Data excerpts —
· · · ·
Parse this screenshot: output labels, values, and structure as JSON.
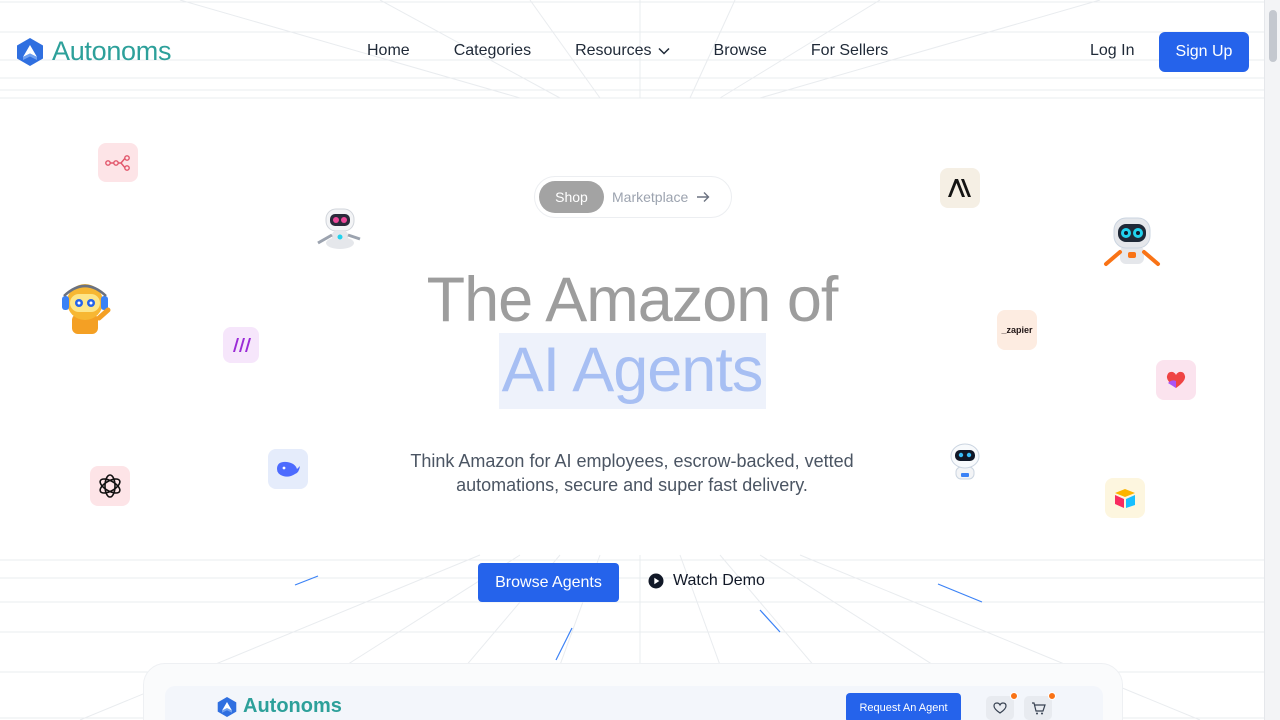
{
  "brand": {
    "name": "Autonoms"
  },
  "nav": {
    "links": [
      "Home",
      "Categories",
      "Resources",
      "Browse",
      "For Sellers"
    ],
    "login": "Log In",
    "signup": "Sign Up"
  },
  "pill": {
    "active": "Shop",
    "other": "Marketplace"
  },
  "hero": {
    "line1": "The Amazon of",
    "line2": "AI Agents",
    "subtitle_line1": "Think Amazon for AI employees, escrow-backed, vetted",
    "subtitle_line2": "automations, secure and super fast delivery."
  },
  "cta": {
    "primary": "Browse Agents",
    "secondary": "Watch Demo"
  },
  "floating_icons": [
    "workflow-icon",
    "robot-pink-icon",
    "robot-yellow-icon",
    "make-icon",
    "openai-icon",
    "deepseek-icon",
    "anthropic-icon",
    "robot-blue-icon",
    "zapier-icon",
    "heart-app-icon",
    "robot-white-icon",
    "airtable-icon"
  ],
  "zapier_text": "_zapier",
  "preview": {
    "brand": "Autonoms",
    "request_button": "Request An Agent",
    "wishlist_count": "0",
    "cart_count": "0"
  },
  "colors": {
    "brand": "#2da09a",
    "primary": "#2563eb",
    "hero_muted": "#9d9d9d",
    "hero_accent": "#a7bff3"
  }
}
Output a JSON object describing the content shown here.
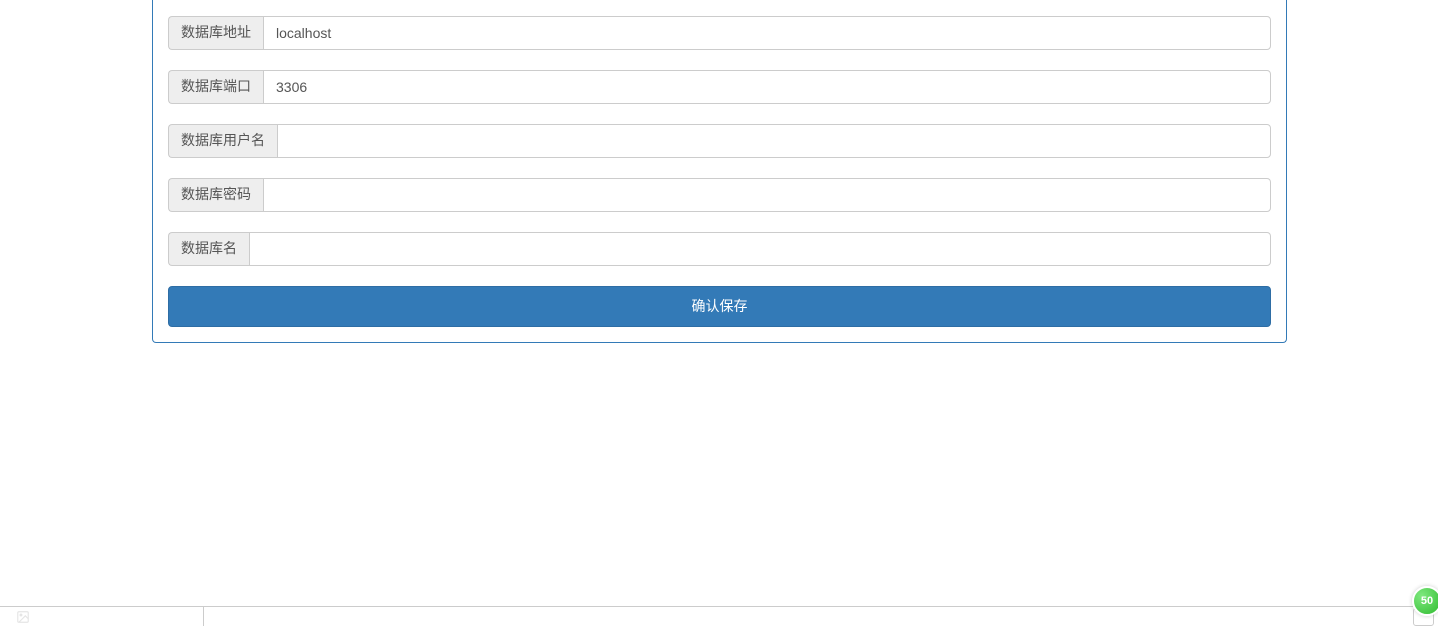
{
  "form": {
    "fields": {
      "db_address": {
        "label": "数据库地址",
        "value": "localhost"
      },
      "db_port": {
        "label": "数据库端口",
        "value": "3306"
      },
      "db_username": {
        "label": "数据库用户名",
        "value": ""
      },
      "db_password": {
        "label": "数据库密码",
        "value": ""
      },
      "db_name": {
        "label": "数据库名",
        "value": ""
      }
    },
    "submit_label": "确认保存"
  },
  "badge": {
    "value": "50"
  }
}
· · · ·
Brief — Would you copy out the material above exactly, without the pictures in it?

Exercise output —
Parse this screenshot: output labels, values, and structure as JSON.
{
  "brand": {
    "name": "Autonoms"
  },
  "nav": {
    "links": [
      "Home",
      "Categories",
      "Resources",
      "Browse",
      "For Sellers"
    ],
    "login": "Log In",
    "signup": "Sign Up"
  },
  "pill": {
    "active": "Shop",
    "other": "Marketplace"
  },
  "hero": {
    "line1": "The Amazon of",
    "line2": "AI Agents",
    "subtitle_line1": "Think Amazon for AI employees, escrow-backed, vetted",
    "subtitle_line2": "automations, secure and super fast delivery."
  },
  "cta": {
    "primary": "Browse Agents",
    "secondary": "Watch Demo"
  },
  "floating_icons": [
    "workflow-icon",
    "robot-pink-icon",
    "robot-yellow-icon",
    "make-icon",
    "openai-icon",
    "deepseek-icon",
    "anthropic-icon",
    "robot-blue-icon",
    "zapier-icon",
    "heart-app-icon",
    "robot-white-icon",
    "airtable-icon"
  ],
  "zapier_text": "_zapier",
  "preview": {
    "brand": "Autonoms",
    "request_button": "Request An Agent",
    "wishlist_count": "0",
    "cart_count": "0"
  },
  "colors": {
    "brand": "#2da09a",
    "primary": "#2563eb",
    "hero_muted": "#9d9d9d",
    "hero_accent": "#a7bff3"
  }
}
Output a JSON object describing the content shown here.
{
  "form": {
    "fields": {
      "db_address": {
        "label": "数据库地址",
        "value": "localhost"
      },
      "db_port": {
        "label": "数据库端口",
        "value": "3306"
      },
      "db_username": {
        "label": "数据库用户名",
        "value": ""
      },
      "db_password": {
        "label": "数据库密码",
        "value": ""
      },
      "db_name": {
        "label": "数据库名",
        "value": ""
      }
    },
    "submit_label": "确认保存"
  },
  "badge": {
    "value": "50"
  }
}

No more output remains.